Would you set down every entry shown below, precisely as written?

--- Provided records Enclosed Below ---

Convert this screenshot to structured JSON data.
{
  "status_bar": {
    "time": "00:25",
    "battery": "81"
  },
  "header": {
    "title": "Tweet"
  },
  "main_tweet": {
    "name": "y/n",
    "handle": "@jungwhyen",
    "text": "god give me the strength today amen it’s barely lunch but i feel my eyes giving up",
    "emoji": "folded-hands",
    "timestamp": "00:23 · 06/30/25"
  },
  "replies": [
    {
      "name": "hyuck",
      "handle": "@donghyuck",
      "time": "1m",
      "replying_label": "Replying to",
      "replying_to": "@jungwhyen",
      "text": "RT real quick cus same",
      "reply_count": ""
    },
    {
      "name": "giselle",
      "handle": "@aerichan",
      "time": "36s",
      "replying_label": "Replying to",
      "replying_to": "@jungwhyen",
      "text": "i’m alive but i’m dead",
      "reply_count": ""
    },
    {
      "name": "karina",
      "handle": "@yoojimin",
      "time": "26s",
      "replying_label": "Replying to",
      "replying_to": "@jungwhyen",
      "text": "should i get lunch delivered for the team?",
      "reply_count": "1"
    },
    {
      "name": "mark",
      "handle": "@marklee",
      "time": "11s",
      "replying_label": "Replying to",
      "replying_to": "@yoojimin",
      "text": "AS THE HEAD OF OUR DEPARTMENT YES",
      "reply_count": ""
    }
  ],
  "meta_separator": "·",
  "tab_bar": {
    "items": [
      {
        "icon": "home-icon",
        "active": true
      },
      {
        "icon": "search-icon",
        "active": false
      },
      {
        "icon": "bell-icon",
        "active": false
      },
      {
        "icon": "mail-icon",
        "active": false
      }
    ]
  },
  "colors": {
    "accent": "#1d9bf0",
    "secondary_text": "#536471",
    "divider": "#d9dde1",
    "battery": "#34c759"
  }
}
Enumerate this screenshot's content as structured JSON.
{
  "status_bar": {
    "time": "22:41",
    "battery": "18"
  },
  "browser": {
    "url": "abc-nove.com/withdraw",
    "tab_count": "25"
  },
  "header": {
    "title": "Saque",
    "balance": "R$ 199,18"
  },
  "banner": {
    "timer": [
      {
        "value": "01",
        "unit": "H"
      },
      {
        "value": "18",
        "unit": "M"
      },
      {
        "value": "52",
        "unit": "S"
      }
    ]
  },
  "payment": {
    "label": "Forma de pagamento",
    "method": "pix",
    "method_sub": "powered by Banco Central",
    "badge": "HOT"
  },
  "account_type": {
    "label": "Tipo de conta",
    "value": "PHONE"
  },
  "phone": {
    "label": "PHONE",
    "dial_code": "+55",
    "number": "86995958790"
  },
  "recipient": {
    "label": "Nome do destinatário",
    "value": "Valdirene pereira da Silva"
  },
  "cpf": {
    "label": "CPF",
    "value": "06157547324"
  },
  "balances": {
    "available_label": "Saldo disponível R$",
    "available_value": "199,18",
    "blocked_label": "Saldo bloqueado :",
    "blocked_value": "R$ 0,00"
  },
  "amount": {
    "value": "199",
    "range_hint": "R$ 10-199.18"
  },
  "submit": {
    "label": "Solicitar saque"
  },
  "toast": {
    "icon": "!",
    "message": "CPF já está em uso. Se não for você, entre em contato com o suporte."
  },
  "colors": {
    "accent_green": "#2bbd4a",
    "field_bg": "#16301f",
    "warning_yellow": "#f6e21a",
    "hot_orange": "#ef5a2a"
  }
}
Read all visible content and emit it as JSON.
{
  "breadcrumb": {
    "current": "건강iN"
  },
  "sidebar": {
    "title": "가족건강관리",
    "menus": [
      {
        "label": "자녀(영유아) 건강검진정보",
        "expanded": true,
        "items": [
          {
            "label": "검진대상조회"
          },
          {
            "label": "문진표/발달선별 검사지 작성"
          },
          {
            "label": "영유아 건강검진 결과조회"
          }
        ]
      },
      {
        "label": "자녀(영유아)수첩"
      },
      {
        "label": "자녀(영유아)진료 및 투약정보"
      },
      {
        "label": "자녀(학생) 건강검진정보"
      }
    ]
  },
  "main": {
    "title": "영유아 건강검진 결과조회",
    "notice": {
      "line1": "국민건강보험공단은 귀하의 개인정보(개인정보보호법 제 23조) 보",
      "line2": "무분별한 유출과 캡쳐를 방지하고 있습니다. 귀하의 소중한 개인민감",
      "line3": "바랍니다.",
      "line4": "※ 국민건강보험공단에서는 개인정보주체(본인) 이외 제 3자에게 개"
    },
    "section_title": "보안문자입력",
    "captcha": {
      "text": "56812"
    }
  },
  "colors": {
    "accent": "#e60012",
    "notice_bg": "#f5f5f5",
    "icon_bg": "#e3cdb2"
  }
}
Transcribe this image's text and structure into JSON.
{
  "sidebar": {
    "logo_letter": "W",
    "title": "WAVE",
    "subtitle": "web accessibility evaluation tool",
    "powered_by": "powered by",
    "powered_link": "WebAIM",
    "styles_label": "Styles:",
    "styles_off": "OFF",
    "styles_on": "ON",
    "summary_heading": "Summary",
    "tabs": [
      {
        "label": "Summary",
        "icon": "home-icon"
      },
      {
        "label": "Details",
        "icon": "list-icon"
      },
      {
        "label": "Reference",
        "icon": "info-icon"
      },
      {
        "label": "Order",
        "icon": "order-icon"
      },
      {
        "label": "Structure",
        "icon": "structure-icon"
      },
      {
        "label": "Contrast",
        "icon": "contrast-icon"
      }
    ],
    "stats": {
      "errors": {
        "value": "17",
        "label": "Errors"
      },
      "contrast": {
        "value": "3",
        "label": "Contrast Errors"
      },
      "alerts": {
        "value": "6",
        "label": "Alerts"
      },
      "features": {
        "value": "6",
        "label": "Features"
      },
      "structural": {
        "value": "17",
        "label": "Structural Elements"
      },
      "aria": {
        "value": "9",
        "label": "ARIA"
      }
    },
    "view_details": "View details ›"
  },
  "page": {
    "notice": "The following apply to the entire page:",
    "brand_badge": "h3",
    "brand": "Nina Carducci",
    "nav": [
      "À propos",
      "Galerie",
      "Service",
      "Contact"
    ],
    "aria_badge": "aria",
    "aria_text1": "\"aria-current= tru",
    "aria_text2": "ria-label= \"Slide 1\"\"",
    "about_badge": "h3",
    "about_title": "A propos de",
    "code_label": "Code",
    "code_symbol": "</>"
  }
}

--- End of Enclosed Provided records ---

Answer section
Convert this screenshot to structured JSON data.
{
  "status_bar": {
    "time": "00:25",
    "battery": "81"
  },
  "header": {
    "title": "Tweet"
  },
  "main_tweet": {
    "name": "y/n",
    "handle": "@jungwhyen",
    "text": "god give me the strength today amen it’s barely lunch but i feel my eyes giving up",
    "emoji": "folded-hands",
    "timestamp": "00:23 · 06/30/25"
  },
  "replies": [
    {
      "name": "hyuck",
      "handle": "@donghyuck",
      "time": "1m",
      "replying_label": "Replying to",
      "replying_to": "@jungwhyen",
      "text": "RT real quick cus same",
      "reply_count": ""
    },
    {
      "name": "giselle",
      "handle": "@aerichan",
      "time": "36s",
      "replying_label": "Replying to",
      "replying_to": "@jungwhyen",
      "text": "i’m alive but i’m dead",
      "reply_count": ""
    },
    {
      "name": "karina",
      "handle": "@yoojimin",
      "time": "26s",
      "replying_label": "Replying to",
      "replying_to": "@jungwhyen",
      "text": "should i get lunch delivered for the team?",
      "reply_count": "1"
    },
    {
      "name": "mark",
      "handle": "@marklee",
      "time": "11s",
      "replying_label": "Replying to",
      "replying_to": "@yoojimin",
      "text": "AS THE HEAD OF OUR DEPARTMENT YES",
      "reply_count": ""
    }
  ],
  "meta_separator": "·",
  "tab_bar": {
    "items": [
      {
        "icon": "home-icon",
        "active": true
      },
      {
        "icon": "search-icon",
        "active": false
      },
      {
        "icon": "bell-icon",
        "active": false
      },
      {
        "icon": "mail-icon",
        "active": false
      }
    ]
  },
  "colors": {
    "accent": "#1d9bf0",
    "secondary_text": "#536471",
    "divider": "#d9dde1",
    "battery": "#34c759"
  }
}
Enumerate this screenshot's content as structured JSON.
{
  "status_bar": {
    "time": "22:41",
    "battery": "18"
  },
  "browser": {
    "url": "abc-nove.com/withdraw",
    "tab_count": "25"
  },
  "header": {
    "title": "Saque",
    "balance": "R$ 199,18"
  },
  "banner": {
    "timer": [
      {
        "value": "01",
        "unit": "H"
      },
      {
        "value": "18",
        "unit": "M"
      },
      {
        "value": "52",
        "unit": "S"
      }
    ]
  },
  "payment": {
    "label": "Forma de pagamento",
    "method": "pix",
    "method_sub": "powered by Banco Central",
    "badge": "HOT"
  },
  "account_type": {
    "label": "Tipo de conta",
    "value": "PHONE"
  },
  "phone": {
    "label": "PHONE",
    "dial_code": "+55",
    "number": "86995958790"
  },
  "recipient": {
    "label": "Nome do destinatário",
    "value": "Valdirene pereira da Silva"
  },
  "cpf": {
    "label": "CPF",
    "value": "06157547324"
  },
  "balances": {
    "available_label": "Saldo disponível R$",
    "available_value": "199,18",
    "blocked_label": "Saldo bloqueado :",
    "blocked_value": "R$ 0,00"
  },
  "amount": {
    "value": "199",
    "range_hint": "R$ 10-199.18"
  },
  "submit": {
    "label": "Solicitar saque"
  },
  "toast": {
    "icon": "!",
    "message": "CPF já está em uso. Se não for você, entre em contato com o suporte."
  },
  "colors": {
    "accent_green": "#2bbd4a",
    "field_bg": "#16301f",
    "warning_yellow": "#f6e21a",
    "hot_orange": "#ef5a2a"
  }
}
Read all visible content and emit it as JSON.
{
  "breadcrumb": {
    "current": "건강iN"
  },
  "sidebar": {
    "title": "가족건강관리",
    "menus": [
      {
        "label": "자녀(영유아) 건강검진정보",
        "expanded": true,
        "items": [
          {
            "label": "검진대상조회"
          },
          {
            "label": "문진표/발달선별 검사지 작성"
          },
          {
            "label": "영유아 건강검진 결과조회"
          }
        ]
      },
      {
        "label": "자녀(영유아)수첩"
      },
      {
        "label": "자녀(영유아)진료 및 투약정보"
      },
      {
        "label": "자녀(학생) 건강검진정보"
      }
    ]
  },
  "main": {
    "title": "영유아 건강검진 결과조회",
    "notice": {
      "line1": "국민건강보험공단은 귀하의 개인정보(개인정보보호법 제 23조) 보",
      "line2": "무분별한 유출과 캡쳐를 방지하고 있습니다. 귀하의 소중한 개인민감",
      "line3": "바랍니다.",
      "line4": "※ 국민건강보험공단에서는 개인정보주체(본인) 이외 제 3자에게 개"
    },
    "section_title": "보안문자입력",
    "captcha": {
      "text": "56812"
    }
  },
  "colors": {
    "accent": "#e60012",
    "notice_bg": "#f5f5f5",
    "icon_bg": "#e3cdb2"
  }
}
Transcribe this image's text and structure into JSON.
{
  "sidebar": {
    "logo_letter": "W",
    "title": "WAVE",
    "subtitle": "web accessibility evaluation tool",
    "powered_by": "powered by",
    "powered_link": "WebAIM",
    "styles_label": "Styles:",
    "styles_off": "OFF",
    "styles_on": "ON",
    "summary_heading": "Summary",
    "tabs": [
      {
        "label": "Summary",
        "icon": "home-icon"
      },
      {
        "label": "Details",
        "icon": "list-icon"
      },
      {
        "label": "Reference",
        "icon": "info-icon"
      },
      {
        "label": "Order",
        "icon": "order-icon"
      },
      {
        "label": "Structure",
        "icon": "structure-icon"
      },
      {
        "label": "Contrast",
        "icon": "contrast-icon"
      }
    ],
    "stats": {
      "errors": {
        "value": "17",
        "label": "Errors"
      },
      "contrast": {
        "value": "3",
        "label": "Contrast Errors"
      },
      "alerts": {
        "value": "6",
        "label": "Alerts"
      },
      "features": {
        "value": "6",
        "label": "Features"
      },
      "structural": {
        "value": "17",
        "label": "Structural Elements"
      },
      "aria": {
        "value": "9",
        "label": "ARIA"
      }
    },
    "view_details": "View details ›"
  },
  "page": {
    "notice": "The following apply to the entire page:",
    "brand_badge": "h3",
    "brand": "Nina Carducci",
    "nav": [
      "À propos",
      "Galerie",
      "Service",
      "Contact"
    ],
    "aria_badge": "aria",
    "aria_text1": "\"aria-current= tru",
    "aria_text2": "ria-label= \"Slide 1\"\"",
    "about_badge": "h3",
    "about_title": "A propos de",
    "code_label": "Code",
    "code_symbol": "</>"
  }
}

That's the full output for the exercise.